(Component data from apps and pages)
________________
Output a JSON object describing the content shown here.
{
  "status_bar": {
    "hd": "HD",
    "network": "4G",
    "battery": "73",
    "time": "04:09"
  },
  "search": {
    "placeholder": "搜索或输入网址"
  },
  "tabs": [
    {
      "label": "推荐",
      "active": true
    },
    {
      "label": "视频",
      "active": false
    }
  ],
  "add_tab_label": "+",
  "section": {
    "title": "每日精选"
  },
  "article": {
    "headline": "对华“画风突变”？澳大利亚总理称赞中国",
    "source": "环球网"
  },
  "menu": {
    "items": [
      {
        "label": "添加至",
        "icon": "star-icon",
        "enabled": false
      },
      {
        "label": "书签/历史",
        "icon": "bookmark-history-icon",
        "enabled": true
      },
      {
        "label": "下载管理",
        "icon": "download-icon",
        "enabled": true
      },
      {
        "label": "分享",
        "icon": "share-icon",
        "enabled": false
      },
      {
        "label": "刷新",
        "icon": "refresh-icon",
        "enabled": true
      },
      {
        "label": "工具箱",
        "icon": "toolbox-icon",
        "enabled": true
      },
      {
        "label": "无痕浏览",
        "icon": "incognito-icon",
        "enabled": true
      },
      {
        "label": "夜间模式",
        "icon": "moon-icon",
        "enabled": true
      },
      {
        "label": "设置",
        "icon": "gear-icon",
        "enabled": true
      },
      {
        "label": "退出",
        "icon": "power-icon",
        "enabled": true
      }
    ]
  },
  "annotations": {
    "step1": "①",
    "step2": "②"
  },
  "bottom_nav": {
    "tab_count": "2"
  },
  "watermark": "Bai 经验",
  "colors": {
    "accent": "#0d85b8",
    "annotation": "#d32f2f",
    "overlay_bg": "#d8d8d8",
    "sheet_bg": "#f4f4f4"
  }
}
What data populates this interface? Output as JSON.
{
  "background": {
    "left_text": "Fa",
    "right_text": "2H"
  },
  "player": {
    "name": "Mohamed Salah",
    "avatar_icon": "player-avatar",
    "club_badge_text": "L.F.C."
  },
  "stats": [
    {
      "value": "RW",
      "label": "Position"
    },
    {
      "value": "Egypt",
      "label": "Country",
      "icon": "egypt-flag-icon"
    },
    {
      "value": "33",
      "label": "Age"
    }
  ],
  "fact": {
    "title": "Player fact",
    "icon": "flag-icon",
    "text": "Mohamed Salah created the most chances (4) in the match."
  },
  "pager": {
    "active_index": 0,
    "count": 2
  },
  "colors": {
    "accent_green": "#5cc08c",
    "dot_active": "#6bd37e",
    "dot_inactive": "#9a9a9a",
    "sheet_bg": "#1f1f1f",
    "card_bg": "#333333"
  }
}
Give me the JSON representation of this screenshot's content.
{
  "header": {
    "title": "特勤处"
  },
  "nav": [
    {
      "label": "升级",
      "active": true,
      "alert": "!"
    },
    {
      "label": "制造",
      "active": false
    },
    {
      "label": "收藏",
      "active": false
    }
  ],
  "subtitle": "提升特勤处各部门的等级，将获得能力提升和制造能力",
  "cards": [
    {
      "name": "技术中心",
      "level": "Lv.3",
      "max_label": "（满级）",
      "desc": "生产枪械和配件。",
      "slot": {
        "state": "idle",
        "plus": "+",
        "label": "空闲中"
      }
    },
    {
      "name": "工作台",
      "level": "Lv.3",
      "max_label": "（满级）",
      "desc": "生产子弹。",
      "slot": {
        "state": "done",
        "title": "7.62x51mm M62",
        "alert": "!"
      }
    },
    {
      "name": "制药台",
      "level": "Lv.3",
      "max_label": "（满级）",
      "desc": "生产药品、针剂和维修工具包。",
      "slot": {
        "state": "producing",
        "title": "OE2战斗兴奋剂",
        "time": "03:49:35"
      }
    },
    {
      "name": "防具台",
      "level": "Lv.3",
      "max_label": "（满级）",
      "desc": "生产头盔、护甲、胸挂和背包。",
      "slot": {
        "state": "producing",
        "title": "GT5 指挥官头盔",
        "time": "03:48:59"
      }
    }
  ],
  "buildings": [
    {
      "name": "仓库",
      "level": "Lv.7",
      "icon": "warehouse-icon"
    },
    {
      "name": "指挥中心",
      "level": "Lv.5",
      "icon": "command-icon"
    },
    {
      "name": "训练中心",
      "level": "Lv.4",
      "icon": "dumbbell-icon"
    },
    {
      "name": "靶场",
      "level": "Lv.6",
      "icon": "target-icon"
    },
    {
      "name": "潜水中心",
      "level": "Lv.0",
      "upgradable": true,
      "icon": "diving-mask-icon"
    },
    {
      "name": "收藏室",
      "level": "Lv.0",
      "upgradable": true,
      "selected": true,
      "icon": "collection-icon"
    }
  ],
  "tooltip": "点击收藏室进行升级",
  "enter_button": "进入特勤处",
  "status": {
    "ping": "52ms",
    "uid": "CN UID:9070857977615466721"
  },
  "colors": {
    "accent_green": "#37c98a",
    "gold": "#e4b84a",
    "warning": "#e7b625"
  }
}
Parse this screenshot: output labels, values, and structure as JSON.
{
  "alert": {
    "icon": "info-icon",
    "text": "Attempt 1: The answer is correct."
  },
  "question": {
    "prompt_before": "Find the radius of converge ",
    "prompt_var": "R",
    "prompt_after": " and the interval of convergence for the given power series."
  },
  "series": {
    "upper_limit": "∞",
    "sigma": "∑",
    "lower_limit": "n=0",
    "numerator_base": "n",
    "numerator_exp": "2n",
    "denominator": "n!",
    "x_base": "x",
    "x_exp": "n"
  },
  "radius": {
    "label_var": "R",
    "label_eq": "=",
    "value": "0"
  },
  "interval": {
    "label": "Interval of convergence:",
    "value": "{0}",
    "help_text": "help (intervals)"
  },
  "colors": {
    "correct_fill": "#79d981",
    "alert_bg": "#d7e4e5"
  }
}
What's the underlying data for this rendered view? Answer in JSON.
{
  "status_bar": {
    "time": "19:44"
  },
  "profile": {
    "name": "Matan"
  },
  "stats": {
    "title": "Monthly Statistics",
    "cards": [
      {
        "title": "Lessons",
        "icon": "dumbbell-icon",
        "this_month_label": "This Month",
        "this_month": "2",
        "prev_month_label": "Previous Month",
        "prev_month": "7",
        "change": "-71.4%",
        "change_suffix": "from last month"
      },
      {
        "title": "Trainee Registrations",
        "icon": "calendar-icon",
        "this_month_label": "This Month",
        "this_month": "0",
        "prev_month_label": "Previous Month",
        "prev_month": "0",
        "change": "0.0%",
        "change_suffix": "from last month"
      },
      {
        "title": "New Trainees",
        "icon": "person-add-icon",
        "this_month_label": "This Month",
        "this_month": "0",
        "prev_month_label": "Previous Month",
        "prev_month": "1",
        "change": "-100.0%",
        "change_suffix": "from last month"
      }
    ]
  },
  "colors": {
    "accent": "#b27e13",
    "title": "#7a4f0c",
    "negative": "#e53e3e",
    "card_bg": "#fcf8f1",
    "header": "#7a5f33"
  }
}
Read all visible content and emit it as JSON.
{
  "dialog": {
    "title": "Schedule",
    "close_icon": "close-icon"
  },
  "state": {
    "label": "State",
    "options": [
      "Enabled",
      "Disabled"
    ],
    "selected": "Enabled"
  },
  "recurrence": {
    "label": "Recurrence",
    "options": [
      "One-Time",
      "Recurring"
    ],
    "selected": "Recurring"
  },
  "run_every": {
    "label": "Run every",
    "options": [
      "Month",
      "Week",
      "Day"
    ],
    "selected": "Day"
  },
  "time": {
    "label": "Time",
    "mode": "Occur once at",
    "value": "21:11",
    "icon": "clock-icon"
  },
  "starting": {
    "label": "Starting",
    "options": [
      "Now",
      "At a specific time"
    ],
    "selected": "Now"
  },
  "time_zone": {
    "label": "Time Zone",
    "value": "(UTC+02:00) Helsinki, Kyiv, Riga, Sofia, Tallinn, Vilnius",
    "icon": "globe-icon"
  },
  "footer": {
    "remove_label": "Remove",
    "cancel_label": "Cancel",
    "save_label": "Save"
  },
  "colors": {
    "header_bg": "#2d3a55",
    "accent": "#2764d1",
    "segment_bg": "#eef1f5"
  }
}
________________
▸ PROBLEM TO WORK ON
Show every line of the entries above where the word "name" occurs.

▸ TASK ANSWER
    "name": "Mohamed Salah",
      "name": "技术中心",
      "name": "工作台",
      "name": "制药台",
      "name": "防具台",
      "name": "仓库",
      "name": "指挥中心",
      "name": "训练中心",
      "name": "靶场",
      "name": "潜水中心",
      "name": "收藏室",
    "name": "Matan"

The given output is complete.